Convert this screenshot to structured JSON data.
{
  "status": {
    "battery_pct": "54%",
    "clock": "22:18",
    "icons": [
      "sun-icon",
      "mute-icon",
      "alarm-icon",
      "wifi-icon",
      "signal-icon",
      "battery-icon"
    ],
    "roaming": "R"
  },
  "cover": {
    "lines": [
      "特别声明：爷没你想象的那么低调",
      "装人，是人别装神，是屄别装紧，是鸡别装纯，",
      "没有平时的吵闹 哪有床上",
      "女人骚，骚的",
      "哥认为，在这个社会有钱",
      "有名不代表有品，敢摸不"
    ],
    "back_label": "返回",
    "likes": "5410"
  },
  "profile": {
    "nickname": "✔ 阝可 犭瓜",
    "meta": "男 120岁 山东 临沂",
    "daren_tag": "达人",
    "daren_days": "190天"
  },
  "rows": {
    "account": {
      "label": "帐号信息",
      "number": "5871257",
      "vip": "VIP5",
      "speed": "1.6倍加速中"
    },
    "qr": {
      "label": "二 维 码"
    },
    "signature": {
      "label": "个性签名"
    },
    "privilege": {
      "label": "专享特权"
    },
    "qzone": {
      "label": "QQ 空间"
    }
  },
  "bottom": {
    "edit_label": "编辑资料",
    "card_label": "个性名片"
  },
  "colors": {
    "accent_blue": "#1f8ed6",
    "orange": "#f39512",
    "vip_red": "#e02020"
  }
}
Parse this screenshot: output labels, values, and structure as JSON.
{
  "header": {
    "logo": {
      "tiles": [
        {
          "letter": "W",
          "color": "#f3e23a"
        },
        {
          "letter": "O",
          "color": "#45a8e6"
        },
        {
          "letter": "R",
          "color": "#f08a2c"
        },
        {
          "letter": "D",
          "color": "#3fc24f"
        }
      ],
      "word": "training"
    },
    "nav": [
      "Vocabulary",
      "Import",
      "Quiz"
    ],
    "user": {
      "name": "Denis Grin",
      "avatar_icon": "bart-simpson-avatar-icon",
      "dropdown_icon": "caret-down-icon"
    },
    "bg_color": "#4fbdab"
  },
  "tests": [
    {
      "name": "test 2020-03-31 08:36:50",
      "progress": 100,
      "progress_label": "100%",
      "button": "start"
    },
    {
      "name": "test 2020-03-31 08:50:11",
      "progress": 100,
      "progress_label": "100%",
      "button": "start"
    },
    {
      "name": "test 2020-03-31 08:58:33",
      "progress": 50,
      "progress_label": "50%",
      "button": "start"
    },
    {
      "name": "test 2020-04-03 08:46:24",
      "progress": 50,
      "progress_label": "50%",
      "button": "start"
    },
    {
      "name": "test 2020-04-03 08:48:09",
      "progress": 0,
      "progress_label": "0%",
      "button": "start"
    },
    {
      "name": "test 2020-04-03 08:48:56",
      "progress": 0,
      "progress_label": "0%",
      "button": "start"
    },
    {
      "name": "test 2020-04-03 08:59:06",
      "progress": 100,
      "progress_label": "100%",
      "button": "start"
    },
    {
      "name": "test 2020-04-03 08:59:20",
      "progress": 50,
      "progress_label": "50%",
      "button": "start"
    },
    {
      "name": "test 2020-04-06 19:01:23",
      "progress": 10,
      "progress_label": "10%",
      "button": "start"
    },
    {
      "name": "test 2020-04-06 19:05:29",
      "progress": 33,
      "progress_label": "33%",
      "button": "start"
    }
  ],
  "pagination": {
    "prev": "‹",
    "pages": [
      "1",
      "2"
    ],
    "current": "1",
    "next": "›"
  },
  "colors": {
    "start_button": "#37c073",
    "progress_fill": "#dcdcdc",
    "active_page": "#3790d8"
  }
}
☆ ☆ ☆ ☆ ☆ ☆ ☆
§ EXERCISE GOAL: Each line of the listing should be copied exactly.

§ OUTPUT OF THE TASK:
Convert this screenshot to structured JSON data.
{
  "status": {
    "battery_pct": "54%",
    "clock": "22:18",
    "icons": [
      "sun-icon",
      "mute-icon",
      "alarm-icon",
      "wifi-icon",
      "signal-icon",
      "battery-icon"
    ],
    "roaming": "R"
  },
  "cover": {
    "lines": [
      "特别声明：爷没你想象的那么低调",
      "装人，是人别装神，是屄别装紧，是鸡别装纯，",
      "没有平时的吵闹 哪有床上",
      "女人骚，骚的",
      "哥认为，在这个社会有钱",
      "有名不代表有品，敢摸不"
    ],
    "back_label": "返回",
    "likes": "5410"
  },
  "profile": {
    "nickname": "✔ 阝可 犭瓜",
    "meta": "男 120岁 山东 临沂",
    "daren_tag": "达人",
    "daren_days": "190天"
  },
  "rows": {
    "account": {
      "label": "帐号信息",
      "number": "5871257",
      "vip": "VIP5",
      "speed": "1.6倍加速中"
    },
    "qr": {
      "label": "二 维 码"
    },
    "signature": {
      "label": "个性签名"
    },
    "privilege": {
      "label": "专享特权"
    },
    "qzone": {
      "label": "QQ 空间"
    }
  },
  "bottom": {
    "edit_label": "编辑资料",
    "card_label": "个性名片"
  },
  "colors": {
    "accent_blue": "#1f8ed6",
    "orange": "#f39512",
    "vip_red": "#e02020"
  }
}
Parse this screenshot: output labels, values, and structure as JSON.
{
  "header": {
    "logo": {
      "tiles": [
        {
          "letter": "W",
          "color": "#f3e23a"
        },
        {
          "letter": "O",
          "color": "#45a8e6"
        },
        {
          "letter": "R",
          "color": "#f08a2c"
        },
        {
          "letter": "D",
          "color": "#3fc24f"
        }
      ],
      "word": "training"
    },
    "nav": [
      "Vocabulary",
      "Import",
      "Quiz"
    ],
    "user": {
      "name": "Denis Grin",
      "avatar_icon": "bart-simpson-avatar-icon",
      "dropdown_icon": "caret-down-icon"
    },
    "bg_color": "#4fbdab"
  },
  "tests": [
    {
      "name": "test 2020-03-31 08:36:50",
      "progress": 100,
      "progress_label": "100%",
      "button": "start"
    },
    {
      "name": "test 2020-03-31 08:50:11",
      "progress": 100,
      "progress_label": "100%",
      "button": "start"
    },
    {
      "name": "test 2020-03-31 08:58:33",
      "progress": 50,
      "progress_label": "50%",
      "button": "start"
    },
    {
      "name": "test 2020-04-03 08:46:24",
      "progress": 50,
      "progress_label": "50%",
      "button": "start"
    },
    {
      "name": "test 2020-04-03 08:48:09",
      "progress": 0,
      "progress_label": "0%",
      "button": "start"
    },
    {
      "name": "test 2020-04-03 08:48:56",
      "progress": 0,
      "progress_label": "0%",
      "button": "start"
    },
    {
      "name": "test 2020-04-03 08:59:06",
      "progress": 100,
      "progress_label": "100%",
      "button": "start"
    },
    {
      "name": "test 2020-04-03 08:59:20",
      "progress": 50,
      "progress_label": "50%",
      "button": "start"
    },
    {
      "name": "test 2020-04-06 19:01:23",
      "progress": 10,
      "progress_label": "10%",
      "button": "start"
    },
    {
      "name": "test 2020-04-06 19:05:29",
      "progress": 33,
      "progress_label": "33%",
      "button": "start"
    }
  ],
  "pagination": {
    "prev": "‹",
    "pages": [
      "1",
      "2"
    ],
    "current": "1",
    "next": "›"
  },
  "colors": {
    "start_button": "#37c073",
    "progress_fill": "#dcdcdc",
    "active_page": "#3790d8"
  }
}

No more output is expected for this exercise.